(Web page and app entries)
+++

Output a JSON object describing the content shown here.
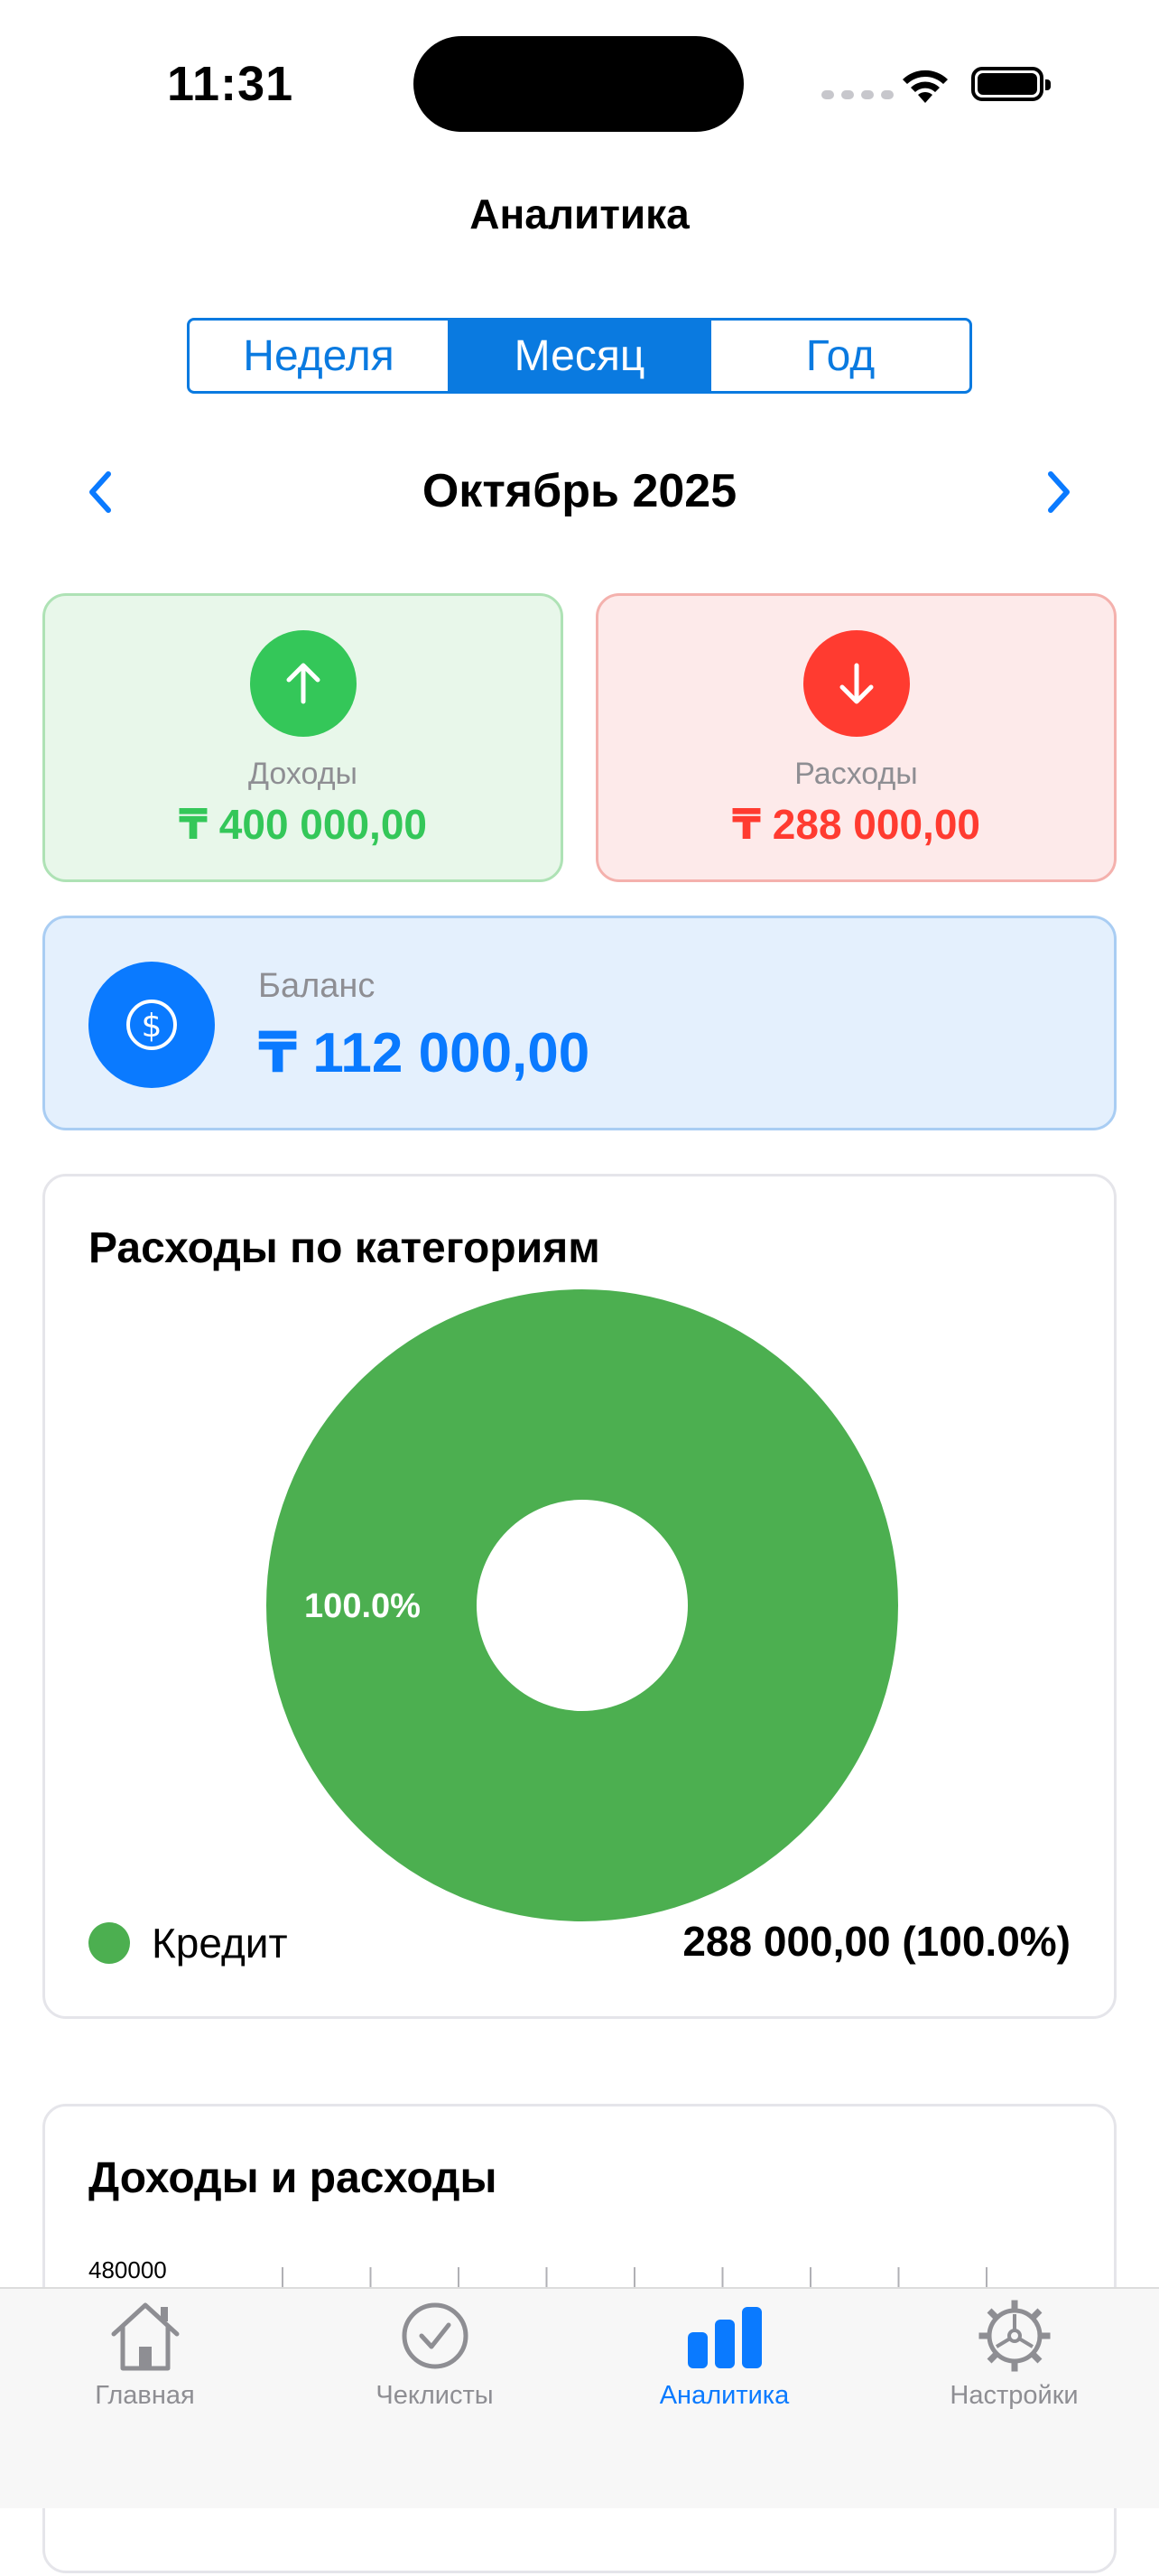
{
  "status_bar": {
    "time": "11:31"
  },
  "header": {
    "title": "Аналитика"
  },
  "period_picker": {
    "options": [
      "Неделя",
      "Месяц",
      "Год"
    ],
    "selected": "Месяц"
  },
  "month_nav": {
    "label": "Октябрь 2025"
  },
  "summary": {
    "income_label": "Доходы",
    "income_value": "₸ 400 000,00",
    "expense_label": "Расходы",
    "expense_value": "₸ 288 000,00",
    "balance_label": "Баланс",
    "balance_value": "₸ 112 000,00"
  },
  "category_chart": {
    "title": "Расходы по категориям",
    "legend": [
      {
        "name": "Кредит",
        "value": "288 000,00 (100.0%)"
      }
    ]
  },
  "income_expense_chart": {
    "title": "Доходы и расходы",
    "y_tick": "480000"
  },
  "chart_data": [
    {
      "type": "pie",
      "title": "Расходы по категориям",
      "categories": [
        "Кредит"
      ],
      "values": [
        288000
      ],
      "slice_labels": [
        "100.0%"
      ],
      "colors": [
        "#4caf50"
      ],
      "donut": true
    },
    {
      "type": "bar",
      "title": "Доходы и расходы",
      "y_ticks": [
        480000
      ]
    }
  ],
  "tab_bar": {
    "items": [
      {
        "label": "Главная",
        "icon": "house-icon",
        "active": false
      },
      {
        "label": "Чеклисты",
        "icon": "checkmark-circle-icon",
        "active": false
      },
      {
        "label": "Аналитика",
        "icon": "chart-bar-icon",
        "active": true
      },
      {
        "label": "Настройки",
        "icon": "gear-icon",
        "active": false
      }
    ]
  },
  "colors": {
    "accent": "#0a7aff",
    "income": "#34c759",
    "expense": "#ff3b30",
    "category_credit": "#4caf50"
  }
}
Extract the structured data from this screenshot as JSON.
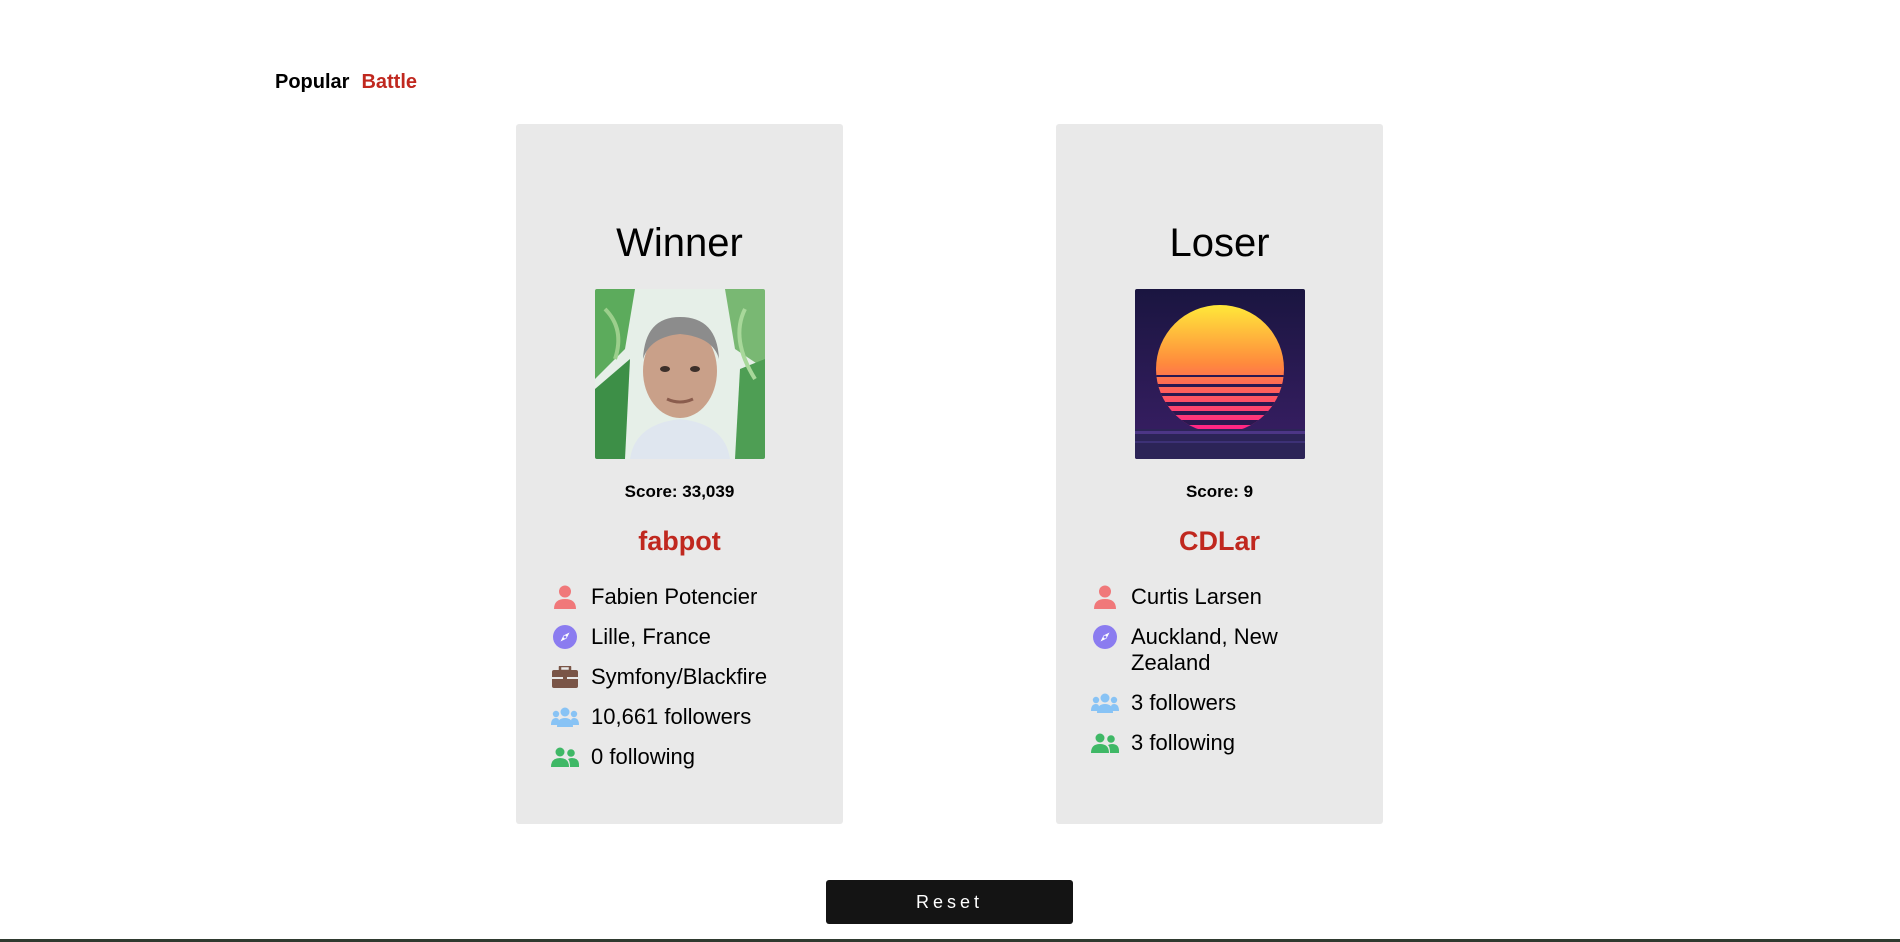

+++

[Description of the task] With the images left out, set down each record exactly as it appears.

[Result of the exercise]
Output a JSON object describing the content shown here.
{
  "status_bar": {
    "time": "11:31"
  },
  "header": {
    "title": "Аналитика"
  },
  "period_picker": {
    "options": [
      "Неделя",
      "Месяц",
      "Год"
    ],
    "selected": "Месяц"
  },
  "month_nav": {
    "label": "Октябрь 2025"
  },
  "summary": {
    "income_label": "Доходы",
    "income_value": "₸ 400 000,00",
    "expense_label": "Расходы",
    "expense_value": "₸ 288 000,00",
    "balance_label": "Баланс",
    "balance_value": "₸ 112 000,00"
  },
  "category_chart": {
    "title": "Расходы по категориям",
    "legend": [
      {
        "name": "Кредит",
        "value": "288 000,00 (100.0%)"
      }
    ]
  },
  "income_expense_chart": {
    "title": "Доходы и расходы",
    "y_tick": "480000"
  },
  "chart_data": [
    {
      "type": "pie",
      "title": "Расходы по категориям",
      "categories": [
        "Кредит"
      ],
      "values": [
        288000
      ],
      "slice_labels": [
        "100.0%"
      ],
      "colors": [
        "#4caf50"
      ],
      "donut": true
    },
    {
      "type": "bar",
      "title": "Доходы и расходы",
      "y_ticks": [
        480000
      ]
    }
  ],
  "tab_bar": {
    "items": [
      {
        "label": "Главная",
        "icon": "house-icon",
        "active": false
      },
      {
        "label": "Чеклисты",
        "icon": "checkmark-circle-icon",
        "active": false
      },
      {
        "label": "Аналитика",
        "icon": "chart-bar-icon",
        "active": true
      },
      {
        "label": "Настройки",
        "icon": "gear-icon",
        "active": false
      }
    ]
  },
  "colors": {
    "accent": "#0a7aff",
    "income": "#34c759",
    "expense": "#ff3b30",
    "category_credit": "#4caf50"
  }
}
Extract the structured data from this screenshot as JSON.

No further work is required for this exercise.